Traunsee tantalises with broken promise

The fickle lake winds tantalised the riders with the prospect of racing on day two of the KiteFoil World Series Traunsee in Austria, only to send their hopes crashing to the water.

Time and again the race committee attempted a race start for the men in yellow and blue qualifying groups, but the disappearing breeze at the top of the course made it impossible for the riders to keep their kites in the sky.

© Robert Hajduk / IKA: catching kites 

Singapore’s Max Maeder summed up the day with a twinkle in his eye. “It was a day of broken hope and souls filled with disappointment. Today the forecast was really good and everyone was looking forward to some good racing. But every time the fleets were sent out, especially yellow, we were gutted because we couldn’t round the top mark and finish the race. People ended up swimming, me included. The wind has been teasing us a lot today and it was just really, really frustrating for everyone involved, except for the ladies maybe.

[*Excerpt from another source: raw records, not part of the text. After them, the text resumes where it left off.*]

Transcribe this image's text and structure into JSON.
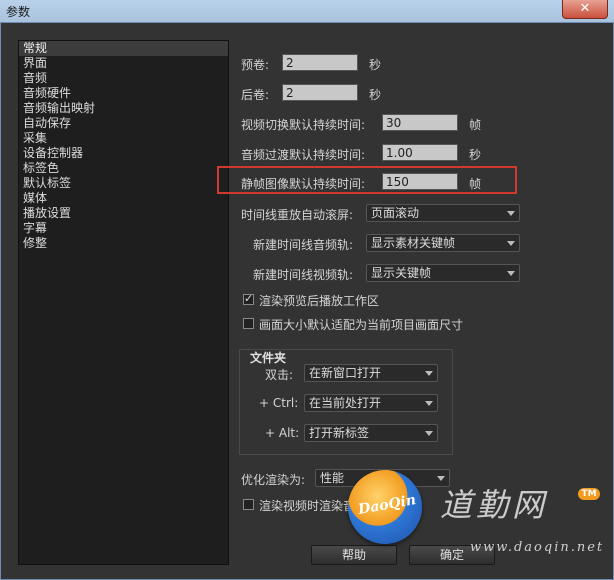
{
  "window": {
    "title": "参数",
    "close_glyph": "✕"
  },
  "sidebar": {
    "items": [
      "常规",
      "界面",
      "音频",
      "音频硬件",
      "音频输出映射",
      "自动保存",
      "采集",
      "设备控制器",
      "标签色",
      "默认标签",
      "媒体",
      "播放设置",
      "字幕",
      "修整"
    ],
    "selected_index": 0
  },
  "general": {
    "preroll": {
      "label": "预卷:",
      "value": "2",
      "unit": "秒"
    },
    "postroll": {
      "label": "后卷:",
      "value": "2",
      "unit": "秒"
    },
    "video_transition": {
      "label": "视频切换默认持续时间:",
      "value": "30",
      "unit": "帧"
    },
    "audio_transition": {
      "label": "音频过渡默认持续时间:",
      "value": "1.00",
      "unit": "秒"
    },
    "still_image": {
      "label": "静帧图像默认持续时间:",
      "value": "150",
      "unit": "帧"
    },
    "timeline_scroll": {
      "label": "时间线重放自动滚屏:",
      "value": "页面滚动"
    },
    "new_audio_track": {
      "label": "新建时间线音频轨:",
      "value": "显示素材关键帧"
    },
    "new_video_track": {
      "label": "新建时间线视频轨:",
      "value": "显示关键帧"
    },
    "render_preview": {
      "label": "渲染预览后播放工作区",
      "checked": true
    },
    "scale_frame": {
      "label": "画面大小默认适配为当前项目画面尺寸",
      "checked": false
    },
    "bins": {
      "title": "文件夹",
      "double_click": {
        "label": "双击:",
        "value": "在新窗口打开"
      },
      "ctrl": {
        "label": "+ Ctrl:",
        "value": "在当前处打开"
      },
      "alt": {
        "label": "+ Alt:",
        "value": "打开新标签"
      }
    },
    "optimize": {
      "label": "优化渲染为:",
      "value": "性能"
    },
    "render_audio": {
      "label": "渲染视频时渲染音频",
      "checked": false
    }
  },
  "buttons": {
    "help": "帮助",
    "ok": "确定"
  },
  "watermark": {
    "logo": "DaoQin",
    "text": "道勤网",
    "url": "www.daoqin.net",
    "tm": "TM"
  },
  "colors": {
    "highlight": "#d03a2e",
    "background": "#333333",
    "sidebar": "#1e1e1e"
  }
}
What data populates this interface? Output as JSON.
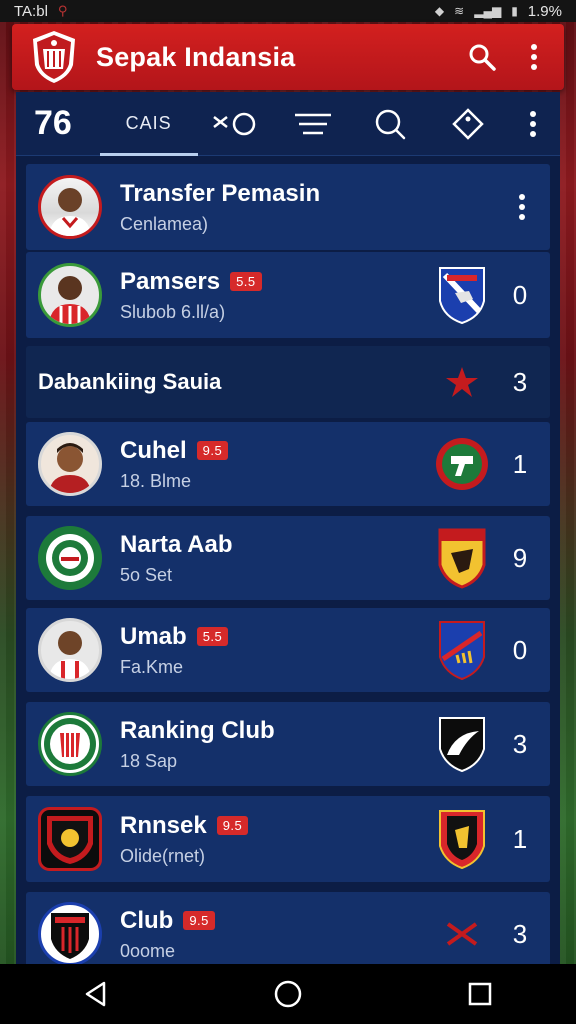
{
  "status_bar": {
    "left_text": "TA:bl",
    "right_text": "1.9%"
  },
  "app_bar": {
    "title": "Sepak Indansia"
  },
  "tabs": {
    "count": "76",
    "active_label": "CAIS"
  },
  "colors": {
    "brand_red": "#c81b1e",
    "panel_navy": "#14306a",
    "badge_red": "#d62a2a"
  },
  "list": {
    "header": {
      "title": "Transfer Pemasin",
      "subtitle": "Cenlamea)"
    },
    "items_top": {
      "title": "Pamsers",
      "badge": "5.5",
      "subtitle": "Slubob 6.ll/a)",
      "value": "0"
    },
    "section": {
      "title": "Dabankiing Sauia",
      "value": "3"
    },
    "items": [
      {
        "title": "Cuhel",
        "badge": "9.5",
        "subtitle": "18. Blme",
        "value": "1"
      },
      {
        "title": "Narta Aab",
        "badge": "",
        "subtitle": "5o Set",
        "value": "9"
      },
      {
        "title": "Umab",
        "badge": "5.5",
        "subtitle": "Fa.Kme",
        "value": "0"
      },
      {
        "title": "Ranking Club",
        "badge": "",
        "subtitle": "18 Sap",
        "value": "3"
      },
      {
        "title": "Rnnsek",
        "badge": "9.5",
        "subtitle": "Olide(rnet)",
        "value": "1"
      },
      {
        "title": "Club",
        "badge": "9.5",
        "subtitle": "0oome",
        "value": "3"
      }
    ]
  }
}
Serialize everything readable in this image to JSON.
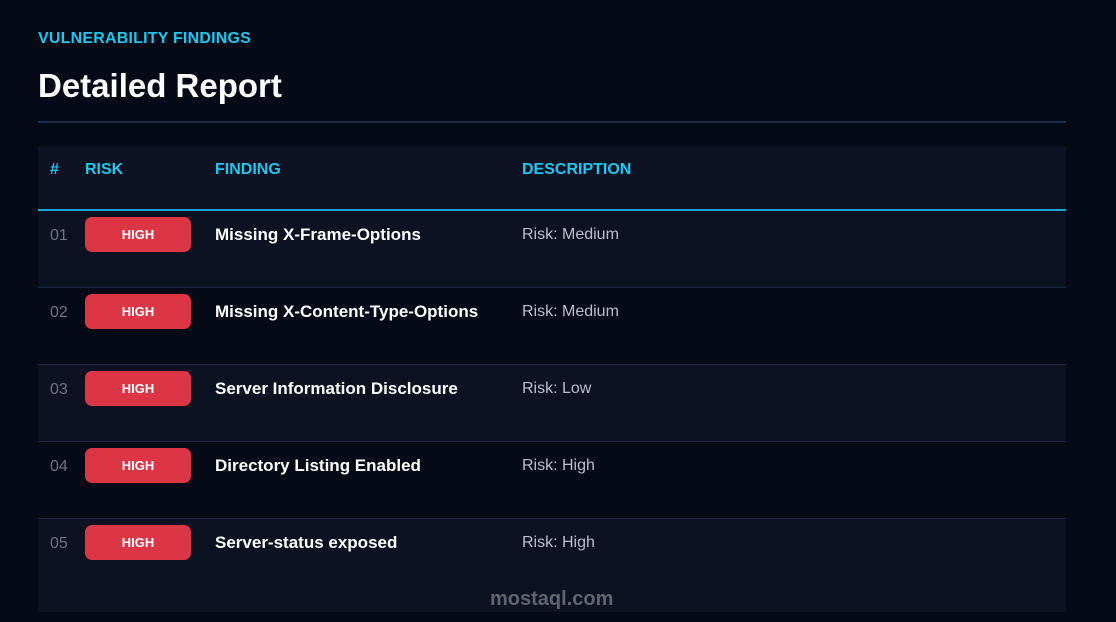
{
  "header": {
    "eyebrow": "VULNERABILITY FINDINGS",
    "title": "Detailed Report"
  },
  "table": {
    "columns": [
      "#",
      "RISK",
      "FINDING",
      "DESCRIPTION"
    ],
    "rows": [
      {
        "num": "01",
        "risk": "HIGH",
        "finding": "Missing X-Frame-Options",
        "description": "Risk: Medium"
      },
      {
        "num": "02",
        "risk": "HIGH",
        "finding": "Missing X-Content-Type-Options",
        "description": "Risk: Medium"
      },
      {
        "num": "03",
        "risk": "HIGH",
        "finding": "Server Information Disclosure",
        "description": "Risk: Low"
      },
      {
        "num": "04",
        "risk": "HIGH",
        "finding": "Directory Listing Enabled",
        "description": "Risk: High"
      },
      {
        "num": "05",
        "risk": "HIGH",
        "finding": "Server-status exposed",
        "description": "Risk: High"
      }
    ]
  },
  "watermark": "mostaql.com",
  "colors": {
    "accent": "#1ec8f0",
    "badge_high": "#dc3545",
    "background": "#060a16",
    "row_alt": "#0d1222"
  }
}
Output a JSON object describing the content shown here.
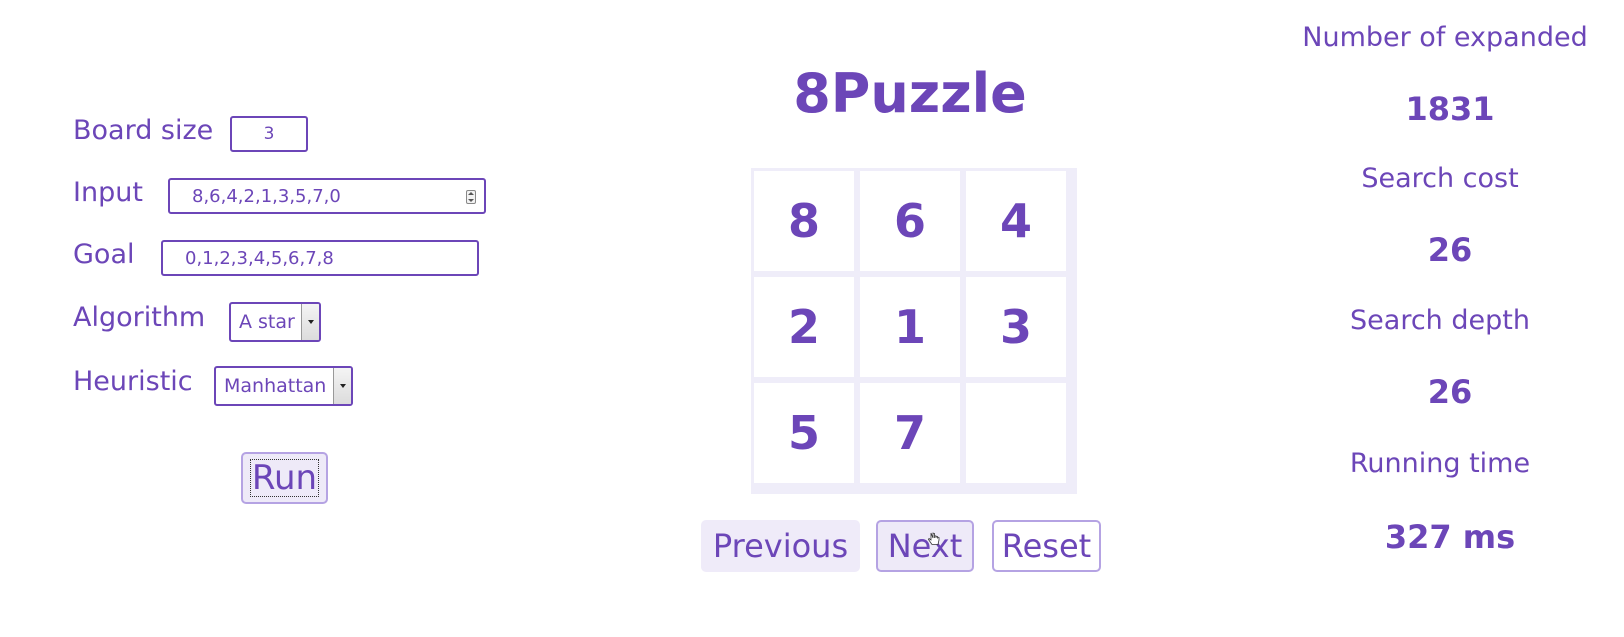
{
  "form": {
    "board_size": {
      "label": "Board size",
      "value": "3"
    },
    "input": {
      "label": "Input",
      "value": "8,6,4,2,1,3,5,7,0"
    },
    "goal": {
      "label": "Goal",
      "value": "0,1,2,3,4,5,6,7,8"
    },
    "algorithm": {
      "label": "Algorithm",
      "selected": "A star"
    },
    "heuristic": {
      "label": "Heuristic",
      "selected": "Manhattan"
    },
    "run_label": "Run"
  },
  "puzzle": {
    "title": "8Puzzle",
    "tiles": [
      "8",
      "6",
      "4",
      "2",
      "1",
      "3",
      "5",
      "7",
      ""
    ],
    "previous_label": "Previous",
    "next_label": "Next",
    "reset_label": "Reset"
  },
  "stats": {
    "expanded_label": "Number of expanded",
    "expanded_value": "1831",
    "cost_label": "Search cost",
    "cost_value": "26",
    "depth_label": "Search depth",
    "depth_value": "26",
    "time_label": "Running time",
    "time_value": "327 ms"
  },
  "colors": {
    "accent": "#6c46b8",
    "button_bg": "#eeeaf8",
    "button_border": "#b5a3e3",
    "board_grid": "#efedf9"
  }
}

They had a wonderful day, relaxing at the beach, enjoying watching the men just struggling on the water.”

© Robert Hajduk / IKA: summer camp vibe in Traunsee

While the women didn’t manage to get racing at all today, the mood remains high in the fleet. Traunsee is a popular place with the kiteboarders who always manage to fill their time with fun and laughter even when the main event struggles to get underway. British rider Jemima Crathorne said: “Obviously it’s disappointing when you don’t get any racing done, but as the prospects look like it’s not going to happen, you see people go pump foiling, the e-foilers come out, and it turns into a summer camp vibe. Everyone is such good friends, we love hanging out together, so we still had a good day today.”

© Robert Hajduk / IKA: kites fluttered hopelessly to the water...

There are 26 nations and five continents represented at this World Series event. For Xantos Villegas from Mexico, KiteFoil World Series Traunsee offers the best opportunity to learn from the top Europeans. “I think the highest level in this sport is here in Europe,” said Villegas. “So if we want to do something good in the Olympics 2024, this is the place to be, to understand where the top level is, and to learn how to get to that level.”

© Robert Hajduk / IKA: Xantos Villegas (MEX) challenged by the light winds

Even on a no-race day like today, Villegas is still learning vital lessons. “For me, the light wind conditions are the most challenging because where I train in Mexico it’s 18 to 20 knots every day, so I never fly the big kite. For me, especially, it's very hard trying to fly the 23-metre kite in less than 8 knots of wind. So it's difficult, but that’s a good thing. You do challenging things so you can grow and learn and keep improving.”

© Robert Hajduk / IKA: Flo Gruber (GER) in the flow

Villegas particularly admires the ability of German riders Jannis Maus and Florian Gruber to keep their kites in the air and their boards above water in fluky, marginal conditions. “They have got great technique and I’m watching them to see what I can learn from the way they handle these difficult conditions. Today was a big learning day even if it was frustrating not to complete a race.”

© Robert Hajduk / IKA: Fist bump between Johan Beckett (DEN) & Jannis Maus (GER)

Gruber doesn’t exactly feel comfortable in these conditions, although he’s more comfortable than most. “I do quite a lot of training on the lakes and you learn how to avoid the patches of no wind, when to tack away from a wind hole and so on. You have to be super-sensitive on the kite in this light breeze and you have to put a lot of effort through every manoeuvre, and to be so focused through the whole race. I did a few line-ups with Guy Bridge on the water and you still learn every time you go out. We made the most of it today.”

With two days of racing remaining, the schedule is getting tighter. The forecast looks more hopeful for Saturday, when racing is scheduled to begin at 1115 hours. Watch the action from Traunsee on the livestream which goes out on the internet for the final two days of competition on Saturday and Sunday.